## TASK
Look through the records below, and whenever a line contains "icon", copy it.

## DATASET EXTRACT
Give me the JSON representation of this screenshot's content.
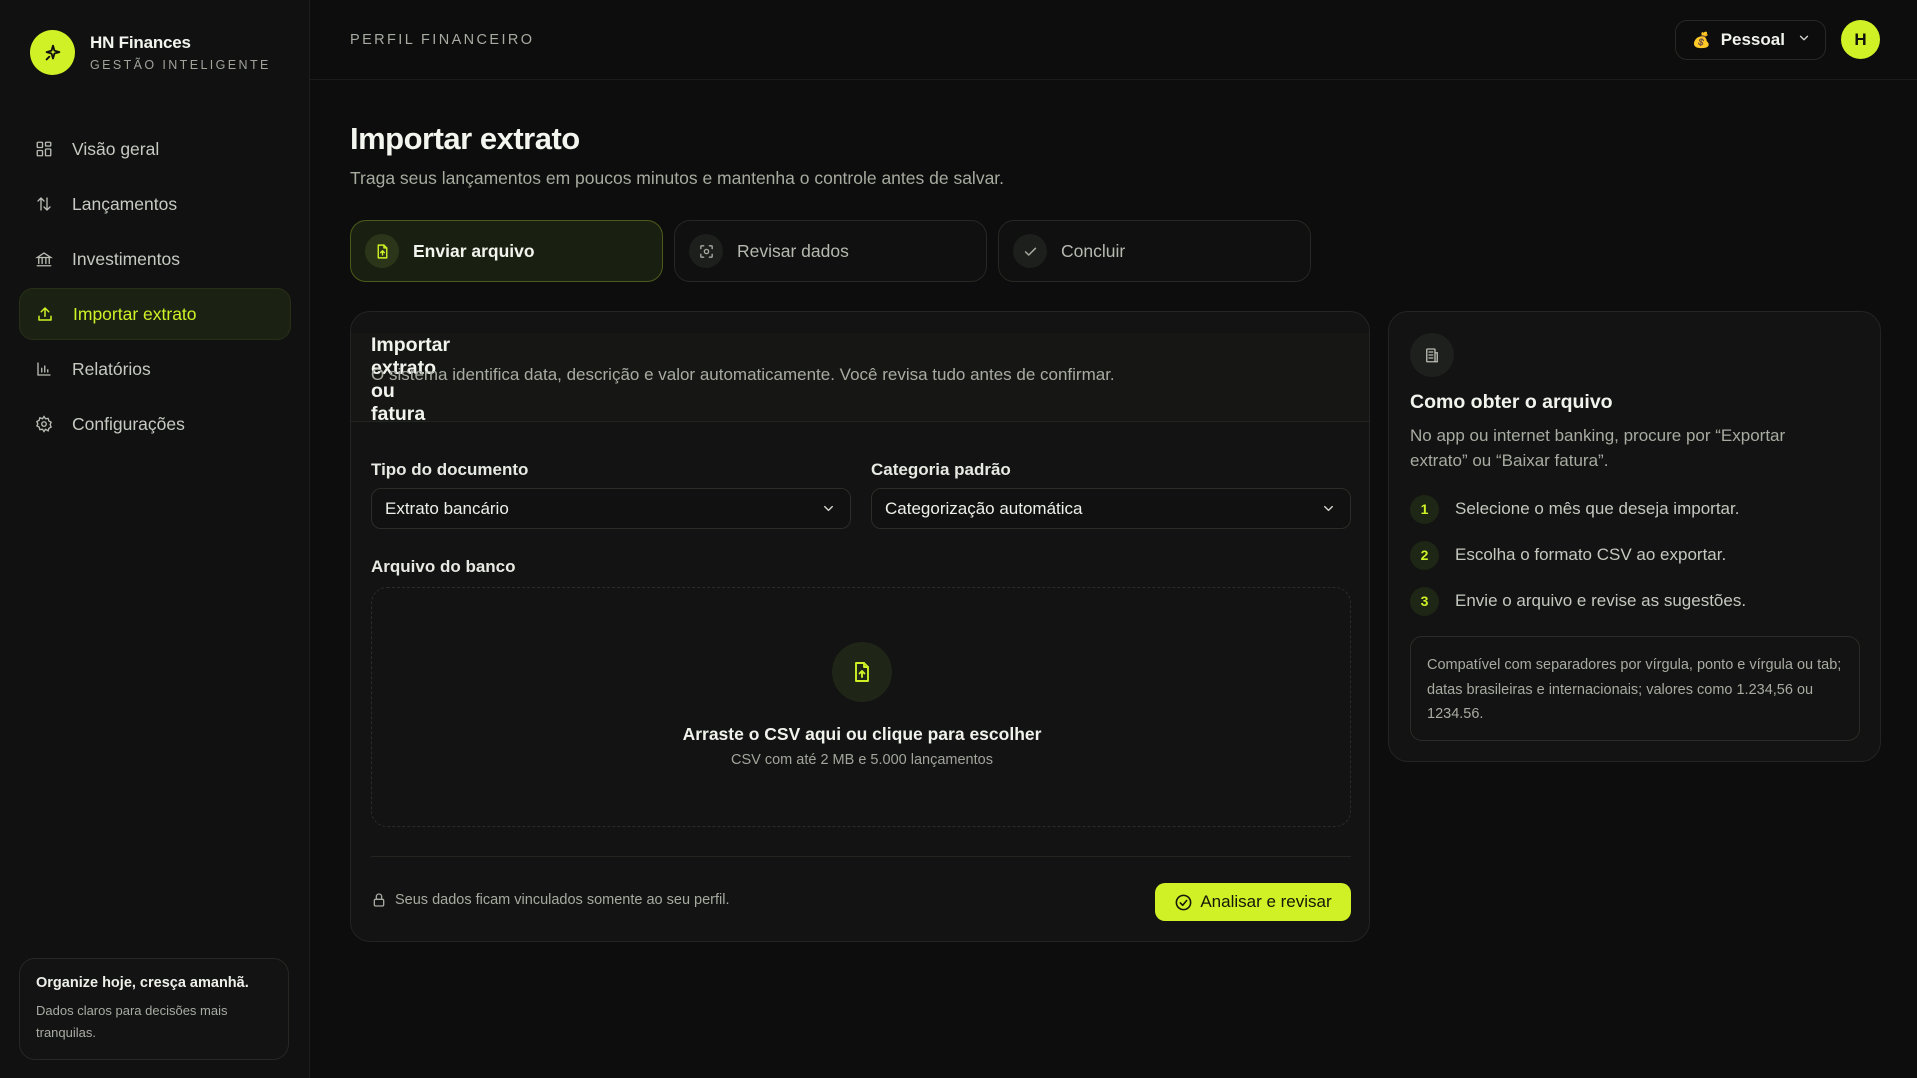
{
  "brand": {
    "name": "HN Finances",
    "tagline": "GESTÃO INTELIGENTE"
  },
  "sidebar": {
    "items": [
      {
        "label": "Visão geral",
        "icon": "grid-icon",
        "active": false
      },
      {
        "label": "Lançamentos",
        "icon": "arrows-updown-icon",
        "active": false
      },
      {
        "label": "Investimentos",
        "icon": "bank-icon",
        "active": false
      },
      {
        "label": "Importar extrato",
        "icon": "upload-icon",
        "active": true
      },
      {
        "label": "Relatórios",
        "icon": "bar-chart-icon",
        "active": false
      },
      {
        "label": "Configurações",
        "icon": "gear-icon",
        "active": false
      }
    ],
    "promo": {
      "title": "Organize hoje, cresça amanhã.",
      "text": "Dados claros para decisões mais tranquilas."
    }
  },
  "topbar": {
    "title": "PERFIL FINANCEIRO",
    "profile": {
      "emoji": "💰",
      "label": "Pessoal"
    },
    "avatar_initial": "H"
  },
  "main": {
    "title": "Importar extrato",
    "subtitle": "Traga seus lançamentos em poucos minutos e mantenha o controle antes de salvar.",
    "steps": [
      {
        "label": "Enviar arquivo",
        "icon": "file-upload-icon",
        "active": true
      },
      {
        "label": "Revisar dados",
        "icon": "scan-icon",
        "active": false
      },
      {
        "label": "Concluir",
        "icon": "check-icon",
        "active": false
      }
    ]
  },
  "import_card": {
    "title": "Importar extrato ou fatura",
    "description": "O sistema identifica data, descrição e valor automaticamente. Você revisa tudo antes de confirmar.",
    "doc_type": {
      "label": "Tipo do documento",
      "value": "Extrato bancário"
    },
    "category": {
      "label": "Categoria padrão",
      "value": "Categorização automática"
    },
    "file": {
      "label": "Arquivo do banco",
      "drop_title": "Arraste o CSV aqui ou clique para escolher",
      "drop_sub": "CSV com até 2 MB e 5.000 lançamentos"
    },
    "privacy": "Seus dados ficam vinculados somente ao seu perfil.",
    "analyze_label": "Analisar e revisar"
  },
  "help_card": {
    "title": "Como obter o arquivo",
    "description": "No app ou internet banking, procure por “Exportar extrato” ou “Baixar fatura”.",
    "steps": [
      {
        "num": "1",
        "text": "Selecione o mês que deseja importar."
      },
      {
        "num": "2",
        "text": "Escolha o formato CSV ao exportar."
      },
      {
        "num": "3",
        "text": "Envie o arquivo e revise as sugestões."
      }
    ],
    "note": "Compatível com separadores por vírgula, ponto e vírgula ou tab; datas brasileiras e internacionais; valores como 1.234,56 ou 1234.56."
  },
  "colors": {
    "accent": "#cff126",
    "background": "#0c0d0c",
    "panel": "#121312"
  }
}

## PROBLEM SOLUTION
        "icon": "grid-icon",
        "icon": "arrows-updown-icon",
        "icon": "bank-icon",
        "icon": "upload-icon",
        "icon": "bar-chart-icon",
        "icon": "gear-icon",
        "icon": "file-upload-icon",
        "icon": "scan-icon",
        "icon": "check-icon",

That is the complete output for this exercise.